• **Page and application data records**
=-=-=-=-=

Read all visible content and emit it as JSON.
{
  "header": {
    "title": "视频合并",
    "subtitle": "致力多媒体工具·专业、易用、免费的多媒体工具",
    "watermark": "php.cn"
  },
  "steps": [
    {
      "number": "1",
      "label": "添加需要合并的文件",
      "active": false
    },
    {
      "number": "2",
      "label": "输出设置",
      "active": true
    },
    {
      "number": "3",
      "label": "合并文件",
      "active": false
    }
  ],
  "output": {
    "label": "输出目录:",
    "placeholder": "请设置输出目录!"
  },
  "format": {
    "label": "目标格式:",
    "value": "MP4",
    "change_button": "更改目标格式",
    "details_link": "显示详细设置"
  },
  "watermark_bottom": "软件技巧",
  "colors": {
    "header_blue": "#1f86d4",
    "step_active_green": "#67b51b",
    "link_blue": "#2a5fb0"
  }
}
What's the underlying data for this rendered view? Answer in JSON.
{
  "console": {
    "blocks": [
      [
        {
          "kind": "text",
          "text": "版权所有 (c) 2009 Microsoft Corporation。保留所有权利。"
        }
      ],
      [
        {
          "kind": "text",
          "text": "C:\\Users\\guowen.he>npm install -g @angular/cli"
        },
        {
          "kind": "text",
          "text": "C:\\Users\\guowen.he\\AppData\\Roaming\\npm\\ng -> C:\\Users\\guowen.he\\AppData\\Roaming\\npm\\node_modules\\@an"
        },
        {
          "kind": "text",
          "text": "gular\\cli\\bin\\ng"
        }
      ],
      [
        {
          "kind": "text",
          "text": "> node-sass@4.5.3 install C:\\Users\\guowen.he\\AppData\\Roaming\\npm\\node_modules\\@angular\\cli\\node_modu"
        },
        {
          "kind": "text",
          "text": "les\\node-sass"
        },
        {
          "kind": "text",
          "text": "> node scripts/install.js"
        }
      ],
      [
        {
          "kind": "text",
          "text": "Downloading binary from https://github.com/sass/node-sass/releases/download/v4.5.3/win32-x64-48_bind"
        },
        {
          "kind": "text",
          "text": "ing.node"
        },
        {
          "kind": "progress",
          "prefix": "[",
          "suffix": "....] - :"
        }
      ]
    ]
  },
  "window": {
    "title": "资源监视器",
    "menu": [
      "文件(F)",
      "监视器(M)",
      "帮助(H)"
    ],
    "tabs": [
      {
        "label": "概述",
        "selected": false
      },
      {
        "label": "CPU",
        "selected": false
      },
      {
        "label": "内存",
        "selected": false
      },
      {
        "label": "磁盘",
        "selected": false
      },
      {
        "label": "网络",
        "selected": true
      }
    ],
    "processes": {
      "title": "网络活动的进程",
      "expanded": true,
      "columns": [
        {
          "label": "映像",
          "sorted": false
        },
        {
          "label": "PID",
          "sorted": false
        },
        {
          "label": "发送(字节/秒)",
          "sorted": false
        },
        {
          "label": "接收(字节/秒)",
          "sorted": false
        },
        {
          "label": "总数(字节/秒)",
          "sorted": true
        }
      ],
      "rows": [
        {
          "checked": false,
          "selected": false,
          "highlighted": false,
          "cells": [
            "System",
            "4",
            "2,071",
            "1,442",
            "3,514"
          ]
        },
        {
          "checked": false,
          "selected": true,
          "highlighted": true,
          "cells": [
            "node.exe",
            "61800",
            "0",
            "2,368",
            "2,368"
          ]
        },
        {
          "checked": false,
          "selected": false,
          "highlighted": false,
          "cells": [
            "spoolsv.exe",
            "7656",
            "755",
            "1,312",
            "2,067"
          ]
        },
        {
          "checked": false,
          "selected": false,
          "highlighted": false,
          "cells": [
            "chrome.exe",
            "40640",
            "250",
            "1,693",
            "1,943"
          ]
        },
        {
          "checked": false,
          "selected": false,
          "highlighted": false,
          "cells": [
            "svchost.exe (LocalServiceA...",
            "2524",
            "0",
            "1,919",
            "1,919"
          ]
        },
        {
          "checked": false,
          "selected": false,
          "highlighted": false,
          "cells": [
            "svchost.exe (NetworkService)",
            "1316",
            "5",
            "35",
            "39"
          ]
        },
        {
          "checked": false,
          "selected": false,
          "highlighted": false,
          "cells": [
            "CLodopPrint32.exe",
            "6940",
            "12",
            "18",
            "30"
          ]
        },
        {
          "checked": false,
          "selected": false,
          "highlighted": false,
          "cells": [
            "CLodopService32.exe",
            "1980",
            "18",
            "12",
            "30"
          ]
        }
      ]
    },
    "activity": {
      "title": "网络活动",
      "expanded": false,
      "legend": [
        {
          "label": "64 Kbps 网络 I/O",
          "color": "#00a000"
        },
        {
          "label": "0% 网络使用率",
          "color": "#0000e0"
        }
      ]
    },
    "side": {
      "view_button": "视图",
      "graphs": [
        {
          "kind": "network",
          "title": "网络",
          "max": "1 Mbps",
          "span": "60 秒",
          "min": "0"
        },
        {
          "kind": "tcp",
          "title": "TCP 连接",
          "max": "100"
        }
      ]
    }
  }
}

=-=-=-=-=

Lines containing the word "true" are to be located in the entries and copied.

• **EXPECTED ANSWER**
      "active": true
        "selected": true
      "expanded": true,
          "sorted": true
          "selected": true,
          "highlighted": true,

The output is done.